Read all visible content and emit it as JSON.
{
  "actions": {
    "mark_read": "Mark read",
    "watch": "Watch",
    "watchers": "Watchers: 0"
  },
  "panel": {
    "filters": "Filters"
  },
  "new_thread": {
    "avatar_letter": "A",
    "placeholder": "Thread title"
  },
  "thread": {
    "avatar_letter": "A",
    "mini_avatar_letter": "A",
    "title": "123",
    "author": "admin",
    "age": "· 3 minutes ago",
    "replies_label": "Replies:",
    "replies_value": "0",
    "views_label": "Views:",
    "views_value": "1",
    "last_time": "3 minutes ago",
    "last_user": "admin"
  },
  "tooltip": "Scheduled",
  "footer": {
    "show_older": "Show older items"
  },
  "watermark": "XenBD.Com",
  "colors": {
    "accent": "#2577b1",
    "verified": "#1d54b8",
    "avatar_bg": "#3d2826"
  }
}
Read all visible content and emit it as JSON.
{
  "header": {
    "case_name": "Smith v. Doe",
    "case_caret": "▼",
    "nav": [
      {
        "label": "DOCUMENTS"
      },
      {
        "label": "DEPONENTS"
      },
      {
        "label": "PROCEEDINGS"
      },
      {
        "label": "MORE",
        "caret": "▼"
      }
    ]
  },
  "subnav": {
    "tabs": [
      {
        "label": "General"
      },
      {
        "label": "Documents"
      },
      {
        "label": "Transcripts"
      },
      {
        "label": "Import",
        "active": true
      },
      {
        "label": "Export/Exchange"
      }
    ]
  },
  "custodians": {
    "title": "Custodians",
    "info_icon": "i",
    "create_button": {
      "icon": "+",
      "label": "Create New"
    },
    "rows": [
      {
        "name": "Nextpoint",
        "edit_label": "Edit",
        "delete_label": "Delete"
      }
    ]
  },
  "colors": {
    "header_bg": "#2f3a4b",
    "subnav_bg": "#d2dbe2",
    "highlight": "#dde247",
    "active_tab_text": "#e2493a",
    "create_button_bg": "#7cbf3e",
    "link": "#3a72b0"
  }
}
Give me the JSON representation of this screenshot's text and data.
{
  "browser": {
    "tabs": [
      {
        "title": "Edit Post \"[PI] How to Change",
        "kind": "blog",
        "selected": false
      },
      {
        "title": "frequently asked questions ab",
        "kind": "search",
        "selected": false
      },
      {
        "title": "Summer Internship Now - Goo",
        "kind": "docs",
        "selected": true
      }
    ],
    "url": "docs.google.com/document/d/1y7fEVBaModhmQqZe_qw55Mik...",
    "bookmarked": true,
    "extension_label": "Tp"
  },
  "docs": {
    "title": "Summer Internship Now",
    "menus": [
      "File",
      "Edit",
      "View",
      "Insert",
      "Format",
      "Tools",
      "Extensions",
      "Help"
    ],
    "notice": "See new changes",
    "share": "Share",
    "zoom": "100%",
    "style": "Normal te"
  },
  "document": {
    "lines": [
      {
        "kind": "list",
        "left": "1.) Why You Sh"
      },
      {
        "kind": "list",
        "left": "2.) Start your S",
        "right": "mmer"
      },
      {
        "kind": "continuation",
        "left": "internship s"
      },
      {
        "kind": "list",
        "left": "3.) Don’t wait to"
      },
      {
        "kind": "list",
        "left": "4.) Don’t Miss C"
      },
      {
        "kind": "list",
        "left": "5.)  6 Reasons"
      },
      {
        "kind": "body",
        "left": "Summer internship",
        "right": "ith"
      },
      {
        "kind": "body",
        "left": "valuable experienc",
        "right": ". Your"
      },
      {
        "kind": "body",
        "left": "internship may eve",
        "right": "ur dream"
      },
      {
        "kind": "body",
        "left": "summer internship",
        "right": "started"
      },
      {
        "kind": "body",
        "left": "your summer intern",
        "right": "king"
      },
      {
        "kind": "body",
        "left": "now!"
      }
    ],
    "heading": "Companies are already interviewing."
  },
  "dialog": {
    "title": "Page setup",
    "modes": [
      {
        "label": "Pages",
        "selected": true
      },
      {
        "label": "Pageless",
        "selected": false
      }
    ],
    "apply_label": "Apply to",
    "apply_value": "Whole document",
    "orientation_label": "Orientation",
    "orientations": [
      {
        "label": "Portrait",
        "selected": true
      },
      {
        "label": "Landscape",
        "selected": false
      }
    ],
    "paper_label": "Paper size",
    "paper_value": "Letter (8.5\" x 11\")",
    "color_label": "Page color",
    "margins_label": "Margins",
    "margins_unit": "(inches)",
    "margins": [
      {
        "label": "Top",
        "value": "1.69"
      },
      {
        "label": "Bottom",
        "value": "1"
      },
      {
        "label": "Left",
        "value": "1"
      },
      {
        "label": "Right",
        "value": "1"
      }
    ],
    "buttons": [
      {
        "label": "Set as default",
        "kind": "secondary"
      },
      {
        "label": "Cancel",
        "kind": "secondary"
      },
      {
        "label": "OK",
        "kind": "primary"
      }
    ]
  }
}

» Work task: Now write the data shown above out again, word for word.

» Solution below:
Read all visible content and emit it as JSON.
{
  "actions": {
    "mark_read": "Mark read",
    "watch": "Watch",
    "watchers": "Watchers: 0"
  },
  "panel": {
    "filters": "Filters"
  },
  "new_thread": {
    "avatar_letter": "A",
    "placeholder": "Thread title"
  },
  "thread": {
    "avatar_letter": "A",
    "mini_avatar_letter": "A",
    "title": "123",
    "author": "admin",
    "age": "· 3 minutes ago",
    "replies_label": "Replies:",
    "replies_value": "0",
    "views_label": "Views:",
    "views_value": "1",
    "last_time": "3 minutes ago",
    "last_user": "admin"
  },
  "tooltip": "Scheduled",
  "footer": {
    "show_older": "Show older items"
  },
  "watermark": "XenBD.Com",
  "colors": {
    "accent": "#2577b1",
    "verified": "#1d54b8",
    "avatar_bg": "#3d2826"
  }
}
Read all visible content and emit it as JSON.
{
  "header": {
    "case_name": "Smith v. Doe",
    "case_caret": "▼",
    "nav": [
      {
        "label": "DOCUMENTS"
      },
      {
        "label": "DEPONENTS"
      },
      {
        "label": "PROCEEDINGS"
      },
      {
        "label": "MORE",
        "caret": "▼"
      }
    ]
  },
  "subnav": {
    "tabs": [
      {
        "label": "General"
      },
      {
        "label": "Documents"
      },
      {
        "label": "Transcripts"
      },
      {
        "label": "Import",
        "active": true
      },
      {
        "label": "Export/Exchange"
      }
    ]
  },
  "custodians": {
    "title": "Custodians",
    "info_icon": "i",
    "create_button": {
      "icon": "+",
      "label": "Create New"
    },
    "rows": [
      {
        "name": "Nextpoint",
        "edit_label": "Edit",
        "delete_label": "Delete"
      }
    ]
  },
  "colors": {
    "header_bg": "#2f3a4b",
    "subnav_bg": "#d2dbe2",
    "highlight": "#dde247",
    "active_tab_text": "#e2493a",
    "create_button_bg": "#7cbf3e",
    "link": "#3a72b0"
  }
}
Give me the JSON representation of this screenshot's text and data.
{
  "browser": {
    "tabs": [
      {
        "title": "Edit Post \"[PI] How to Change",
        "kind": "blog",
        "selected": false
      },
      {
        "title": "frequently asked questions ab",
        "kind": "search",
        "selected": false
      },
      {
        "title": "Summer Internship Now - Goo",
        "kind": "docs",
        "selected": true
      }
    ],
    "url": "docs.google.com/document/d/1y7fEVBaModhmQqZe_qw55Mik...",
    "bookmarked": true,
    "extension_label": "Tp"
  },
  "docs": {
    "title": "Summer Internship Now",
    "menus": [
      "File",
      "Edit",
      "View",
      "Insert",
      "Format",
      "Tools",
      "Extensions",
      "Help"
    ],
    "notice": "See new changes",
    "share": "Share",
    "zoom": "100%",
    "style": "Normal te"
  },
  "document": {
    "lines": [
      {
        "kind": "list",
        "left": "1.) Why You Sh"
      },
      {
        "kind": "list",
        "left": "2.) Start your S",
        "right": "mmer"
      },
      {
        "kind": "continuation",
        "left": "internship s"
      },
      {
        "kind": "list",
        "left": "3.) Don’t wait to"
      },
      {
        "kind": "list",
        "left": "4.) Don’t Miss C"
      },
      {
        "kind": "list",
        "left": "5.)  6 Reasons"
      },
      {
        "kind": "body",
        "left": "Summer internship",
        "right": "ith"
      },
      {
        "kind": "body",
        "left": "valuable experienc",
        "right": ". Your"
      },
      {
        "kind": "body",
        "left": "internship may eve",
        "right": "ur dream"
      },
      {
        "kind": "body",
        "left": "summer internship",
        "right": "started"
      },
      {
        "kind": "body",
        "left": "your summer intern",
        "right": "king"
      },
      {
        "kind": "body",
        "left": "now!"
      }
    ],
    "heading": "Companies are already interviewing."
  },
  "dialog": {
    "title": "Page setup",
    "modes": [
      {
        "label": "Pages",
        "selected": true
      },
      {
        "label": "Pageless",
        "selected": false
      }
    ],
    "apply_label": "Apply to",
    "apply_value": "Whole document",
    "orientation_label": "Orientation",
    "orientations": [
      {
        "label": "Portrait",
        "selected": true
      },
      {
        "label": "Landscape",
        "selected": false
      }
    ],
    "paper_label": "Paper size",
    "paper_value": "Letter (8.5\" x 11\")",
    "color_label": "Page color",
    "margins_label": "Margins",
    "margins_unit": "(inches)",
    "margins": [
      {
        "label": "Top",
        "value": "1.69"
      },
      {
        "label": "Bottom",
        "value": "1"
      },
      {
        "label": "Left",
        "value": "1"
      },
      {
        "label": "Right",
        "value": "1"
      }
    ],
    "buttons": [
      {
        "label": "Set as default",
        "kind": "secondary"
      },
      {
        "label": "Cancel",
        "kind": "secondary"
      },
      {
        "label": "OK",
        "kind": "primary"
      }
    ]
  }
}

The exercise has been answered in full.